So were Neanderthals theologically human or not? I think the only way we can approach this question is to ask whether or not Neanderthals had immortal souls, as we do. But, apart from Christian teaching, how do we know that we even have such souls? We cannot just have a look at our immaterial souls, and Aquinas thought that we only know the character of our souls through what we do. Aquinas argues from the fact that we make intellectual acts of knowledge of things abstracted from their material conditions, to the immateriality of the intellectual soul. Our knowledge is not just of particulars but is universal, enabling pursuits like philosophy and science, and the potential to be elevated by God to supernatural knowledge and love of him. If human knowing were more limited to a material process, Aquinas does not think our souls would be such subsistent, immaterial souls. Finding evidence of intellectual flights throughout the history of sapiens is difficult enough, however, let alone in Neanderthals.
. . . What we need to look for in the case of Neanderthals is evidence of some behaviour that bears the mark of an intellectual soul such as we have.
And so an “intellectual soul” then becomes a proxy for the immortal soul, which is itself the proxy for whether you can be saved by Christ. Did Neanderthals have these? Gaine uses several lines of evidence to suggest that they did.
- Neanderthals buried their dead (religion!)
- Language. We don’t know if Neanderthals could speak, but they had a vocal apparatus similar to that of modern H. sapiens. Gaine concludes that they had language, though of course that’s pure speculation. But since when have Sophisticated Theologians™ bridled at usupported speculation?
- Neanderthals made cave paintings and may have adorned themselves with feathers and jewelry: signs of a “material culture” similar to H. sapiens.
And so he concludes, without saying so explicitly, that Neanderthals had immortal souls and were save-able by Christ. This supposedly allows us to use science to expand theology:
How though does any of this make a difference to theology in the tradition of Aquinas? If Neanderthals were created in God’s image and saved by Christ, this must expand our understanding of Christ’s ark of salvation and raise questions about how his saving grace was made available to them.

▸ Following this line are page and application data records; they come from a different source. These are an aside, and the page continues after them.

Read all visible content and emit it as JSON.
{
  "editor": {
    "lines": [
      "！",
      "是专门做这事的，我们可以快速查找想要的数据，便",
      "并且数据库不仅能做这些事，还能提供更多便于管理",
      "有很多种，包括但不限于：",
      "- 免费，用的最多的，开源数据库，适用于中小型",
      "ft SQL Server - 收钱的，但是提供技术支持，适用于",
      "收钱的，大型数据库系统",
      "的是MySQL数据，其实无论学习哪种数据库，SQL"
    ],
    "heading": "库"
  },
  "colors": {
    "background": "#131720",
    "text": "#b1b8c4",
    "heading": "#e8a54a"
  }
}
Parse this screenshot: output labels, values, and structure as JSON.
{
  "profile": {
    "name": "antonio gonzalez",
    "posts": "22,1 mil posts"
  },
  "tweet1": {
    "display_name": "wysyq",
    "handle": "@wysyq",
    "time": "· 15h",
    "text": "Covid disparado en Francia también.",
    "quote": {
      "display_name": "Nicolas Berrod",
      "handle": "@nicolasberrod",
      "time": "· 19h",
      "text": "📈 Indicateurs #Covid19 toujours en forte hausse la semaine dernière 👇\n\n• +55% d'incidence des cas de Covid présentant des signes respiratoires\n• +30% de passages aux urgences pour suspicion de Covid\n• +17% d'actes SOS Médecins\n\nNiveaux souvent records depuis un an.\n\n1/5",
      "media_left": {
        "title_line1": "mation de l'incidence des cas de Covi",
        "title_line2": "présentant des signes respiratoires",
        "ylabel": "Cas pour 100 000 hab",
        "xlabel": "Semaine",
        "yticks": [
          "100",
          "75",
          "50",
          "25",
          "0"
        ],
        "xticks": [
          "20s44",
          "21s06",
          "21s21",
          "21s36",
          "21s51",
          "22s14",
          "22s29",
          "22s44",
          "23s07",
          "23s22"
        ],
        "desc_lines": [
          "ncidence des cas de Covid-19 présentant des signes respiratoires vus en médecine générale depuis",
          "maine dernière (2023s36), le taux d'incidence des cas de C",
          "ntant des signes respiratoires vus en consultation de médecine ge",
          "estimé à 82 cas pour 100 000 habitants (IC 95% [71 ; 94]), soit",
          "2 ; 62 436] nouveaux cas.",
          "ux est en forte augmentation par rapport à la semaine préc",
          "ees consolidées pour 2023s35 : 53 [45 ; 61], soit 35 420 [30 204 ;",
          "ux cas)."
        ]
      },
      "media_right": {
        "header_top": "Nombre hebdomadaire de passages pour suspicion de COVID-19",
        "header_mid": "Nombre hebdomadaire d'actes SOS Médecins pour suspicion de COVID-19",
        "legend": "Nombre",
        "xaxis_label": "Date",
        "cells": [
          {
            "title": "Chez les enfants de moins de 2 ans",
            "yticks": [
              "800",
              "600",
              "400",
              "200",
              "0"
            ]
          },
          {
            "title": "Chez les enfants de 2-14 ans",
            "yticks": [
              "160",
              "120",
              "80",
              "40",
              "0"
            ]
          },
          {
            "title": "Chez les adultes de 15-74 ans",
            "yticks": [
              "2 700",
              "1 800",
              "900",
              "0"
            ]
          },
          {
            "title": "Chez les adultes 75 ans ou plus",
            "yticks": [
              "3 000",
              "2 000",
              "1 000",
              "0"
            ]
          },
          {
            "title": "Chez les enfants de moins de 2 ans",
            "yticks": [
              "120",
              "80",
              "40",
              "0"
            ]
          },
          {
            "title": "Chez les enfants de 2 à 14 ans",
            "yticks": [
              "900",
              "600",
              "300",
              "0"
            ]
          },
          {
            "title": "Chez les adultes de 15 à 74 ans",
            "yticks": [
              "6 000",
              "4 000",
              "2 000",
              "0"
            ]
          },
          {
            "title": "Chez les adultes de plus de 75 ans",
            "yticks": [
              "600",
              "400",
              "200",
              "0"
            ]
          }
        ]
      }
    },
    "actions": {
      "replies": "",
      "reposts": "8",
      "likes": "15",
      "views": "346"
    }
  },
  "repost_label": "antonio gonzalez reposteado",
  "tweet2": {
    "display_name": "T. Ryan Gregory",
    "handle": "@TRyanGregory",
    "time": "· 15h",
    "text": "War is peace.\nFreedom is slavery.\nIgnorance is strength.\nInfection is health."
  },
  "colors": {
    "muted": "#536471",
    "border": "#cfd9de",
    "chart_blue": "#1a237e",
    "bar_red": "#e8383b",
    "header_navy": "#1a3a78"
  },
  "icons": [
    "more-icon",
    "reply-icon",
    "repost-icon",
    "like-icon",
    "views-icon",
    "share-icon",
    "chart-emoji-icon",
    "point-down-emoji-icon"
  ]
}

Because the Church teaches that God offers salvation through Christ to every person in some way. theologians have often asked in recent times how this offer is made to those who have not heard the Gospel, members of other religions, and even atheists. It seems to me that, just as modern science has enlarged our sense of the physical universe, the inclusion of Neanderthals in theological humanity must somehow expand our sense of human salvation, given that it was effected in the kind of life Neanderthals lived.
. . . But even if Neanderthal inclusion does not pay immediate theological dividends, at least for apologetic reasons it seems necessary for theology to take account of their discovery. Unless theologians do, they risk the appearance of leaving faith and science in separately sealed worlds, as though our faith cannot cope with advancing human knowledge, leaving it culturally marooned and seemingly irrelevant to many. That is exactly the opposite of the attitude of Aquinas, who, confident that all truth comes from God, in his own day confirmed Christian wisdom by integrating into it what he knew of human science.’

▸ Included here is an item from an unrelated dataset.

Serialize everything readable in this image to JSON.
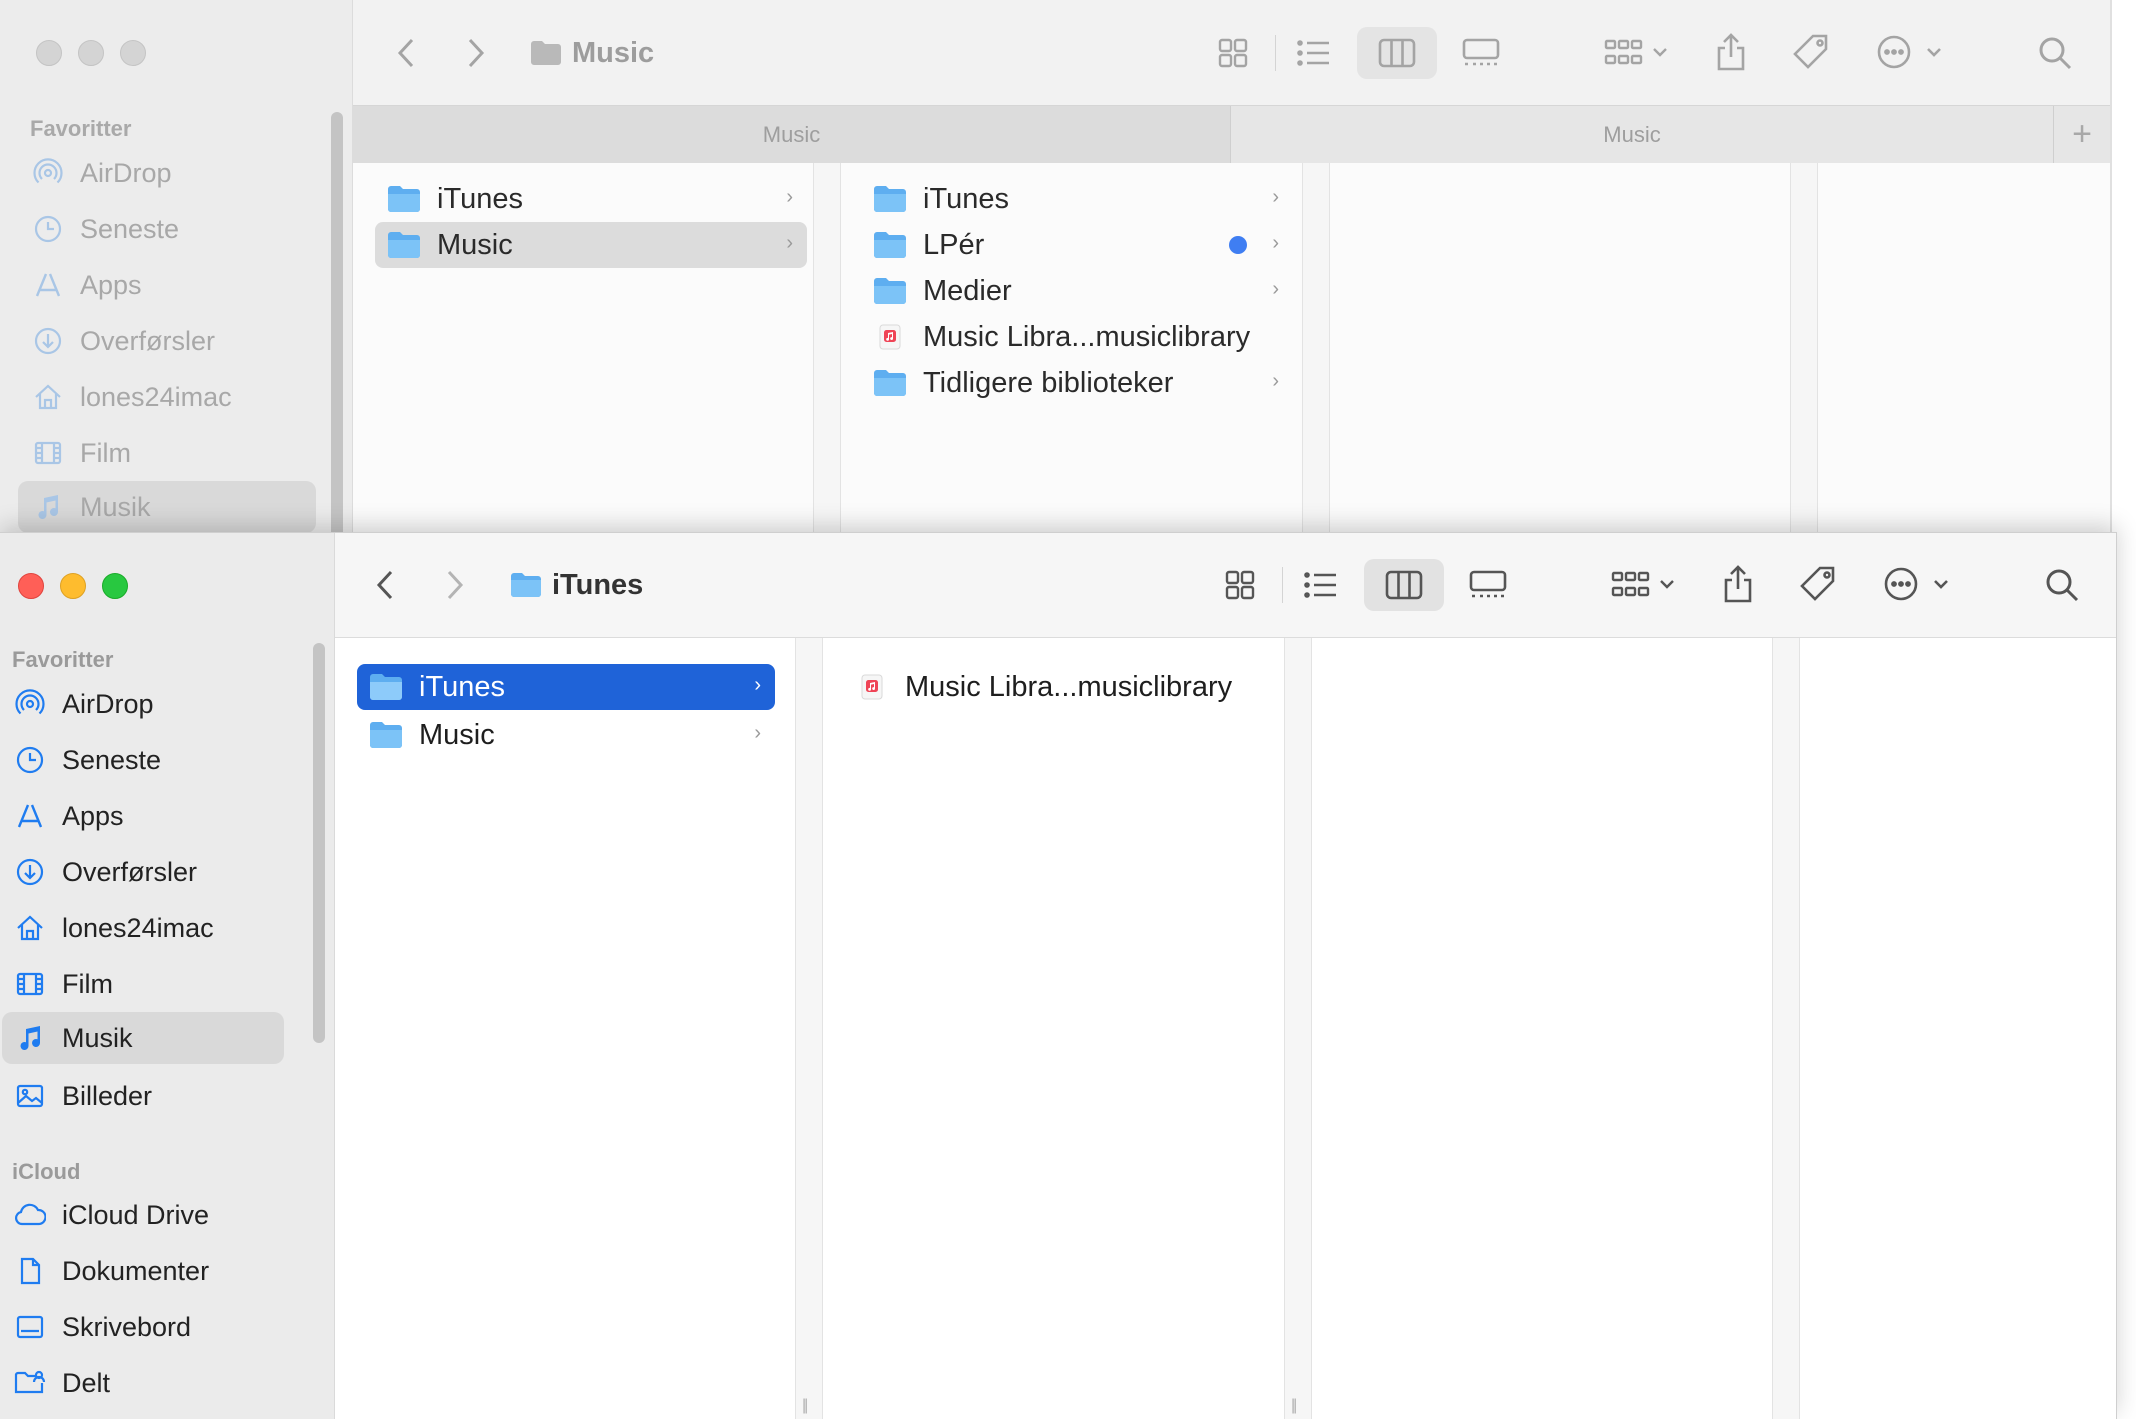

But why stop at Neanderthals when you’re “expanding your faith through science”. There are lots of other hominins that must be considered (see below). Can we rule most of these out because they might not have had language?
And what about other mammals? In 2015 the great Sophisticated Catholic Theologians™ Edward Feser and David Bentley Hart argued about whether dogs can go to Heaven. (Hart said “yes,” while Feser said “no”, both of them furiously quoting Church Fathers like Aquinas to support their positions.)

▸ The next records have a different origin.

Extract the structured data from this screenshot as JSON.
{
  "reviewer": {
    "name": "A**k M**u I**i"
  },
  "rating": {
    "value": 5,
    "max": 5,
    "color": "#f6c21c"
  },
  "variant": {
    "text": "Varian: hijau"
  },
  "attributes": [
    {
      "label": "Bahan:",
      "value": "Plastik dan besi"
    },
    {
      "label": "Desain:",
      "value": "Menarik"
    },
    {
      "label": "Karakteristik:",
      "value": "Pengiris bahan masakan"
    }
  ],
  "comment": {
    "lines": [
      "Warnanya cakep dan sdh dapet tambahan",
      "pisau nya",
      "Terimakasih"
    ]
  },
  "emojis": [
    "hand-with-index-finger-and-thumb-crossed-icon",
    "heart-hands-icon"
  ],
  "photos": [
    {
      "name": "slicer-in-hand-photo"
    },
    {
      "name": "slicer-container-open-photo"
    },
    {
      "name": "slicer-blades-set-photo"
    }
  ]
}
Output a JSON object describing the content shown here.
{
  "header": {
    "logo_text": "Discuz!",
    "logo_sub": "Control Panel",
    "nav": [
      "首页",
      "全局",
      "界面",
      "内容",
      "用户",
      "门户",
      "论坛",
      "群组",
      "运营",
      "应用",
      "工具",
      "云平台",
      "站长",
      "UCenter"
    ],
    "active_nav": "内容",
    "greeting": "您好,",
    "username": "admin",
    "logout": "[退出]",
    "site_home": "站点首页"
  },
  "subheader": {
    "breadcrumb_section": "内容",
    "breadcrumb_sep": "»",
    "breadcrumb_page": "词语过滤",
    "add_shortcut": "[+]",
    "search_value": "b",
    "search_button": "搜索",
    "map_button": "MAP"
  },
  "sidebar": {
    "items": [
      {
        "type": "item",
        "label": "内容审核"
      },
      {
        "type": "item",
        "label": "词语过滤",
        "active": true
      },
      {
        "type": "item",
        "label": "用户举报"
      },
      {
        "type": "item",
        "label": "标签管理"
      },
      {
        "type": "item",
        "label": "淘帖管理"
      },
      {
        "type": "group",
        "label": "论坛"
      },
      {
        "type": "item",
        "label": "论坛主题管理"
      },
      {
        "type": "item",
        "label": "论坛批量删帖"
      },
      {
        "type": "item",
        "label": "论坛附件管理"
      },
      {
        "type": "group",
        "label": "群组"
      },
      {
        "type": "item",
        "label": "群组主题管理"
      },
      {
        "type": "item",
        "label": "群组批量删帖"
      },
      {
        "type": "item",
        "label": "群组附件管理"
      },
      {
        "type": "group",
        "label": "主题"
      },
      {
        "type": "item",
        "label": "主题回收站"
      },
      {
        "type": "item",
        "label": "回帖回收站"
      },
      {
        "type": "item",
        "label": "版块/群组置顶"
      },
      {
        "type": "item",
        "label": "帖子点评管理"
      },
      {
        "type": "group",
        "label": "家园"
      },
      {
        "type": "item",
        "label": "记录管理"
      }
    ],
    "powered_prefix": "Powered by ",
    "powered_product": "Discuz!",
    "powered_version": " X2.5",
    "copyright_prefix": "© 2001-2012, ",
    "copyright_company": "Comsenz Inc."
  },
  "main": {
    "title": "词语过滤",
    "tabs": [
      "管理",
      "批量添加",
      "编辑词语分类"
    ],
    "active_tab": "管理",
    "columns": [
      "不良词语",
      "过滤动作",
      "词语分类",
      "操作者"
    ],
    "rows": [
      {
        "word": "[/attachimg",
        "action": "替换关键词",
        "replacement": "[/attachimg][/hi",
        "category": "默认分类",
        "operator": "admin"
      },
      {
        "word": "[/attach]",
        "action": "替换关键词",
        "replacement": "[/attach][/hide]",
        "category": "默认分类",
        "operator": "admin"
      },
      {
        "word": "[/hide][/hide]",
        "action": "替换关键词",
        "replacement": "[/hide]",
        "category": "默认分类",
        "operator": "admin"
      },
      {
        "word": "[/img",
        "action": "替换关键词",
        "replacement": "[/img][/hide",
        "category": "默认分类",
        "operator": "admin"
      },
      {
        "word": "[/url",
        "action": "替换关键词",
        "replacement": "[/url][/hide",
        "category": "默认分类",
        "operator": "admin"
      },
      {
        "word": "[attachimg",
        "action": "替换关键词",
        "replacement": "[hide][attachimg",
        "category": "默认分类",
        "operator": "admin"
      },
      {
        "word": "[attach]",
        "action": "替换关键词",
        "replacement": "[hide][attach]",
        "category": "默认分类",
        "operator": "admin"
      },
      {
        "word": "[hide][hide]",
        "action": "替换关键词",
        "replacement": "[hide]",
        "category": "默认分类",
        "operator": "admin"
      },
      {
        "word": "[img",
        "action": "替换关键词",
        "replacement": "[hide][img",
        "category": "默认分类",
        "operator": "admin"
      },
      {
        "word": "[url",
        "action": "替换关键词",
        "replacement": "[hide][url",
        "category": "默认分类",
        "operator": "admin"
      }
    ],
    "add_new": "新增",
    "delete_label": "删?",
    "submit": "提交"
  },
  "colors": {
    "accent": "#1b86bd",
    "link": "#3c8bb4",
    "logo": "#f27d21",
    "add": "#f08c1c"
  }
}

These are tough questions, and of course to answer them theologians have to construct confected arguments based on casuistry. What amazes me is that people get paid to corrupt science with such ridiculous theological questions. It is unsupported speculation about unevidenced empirical assertions.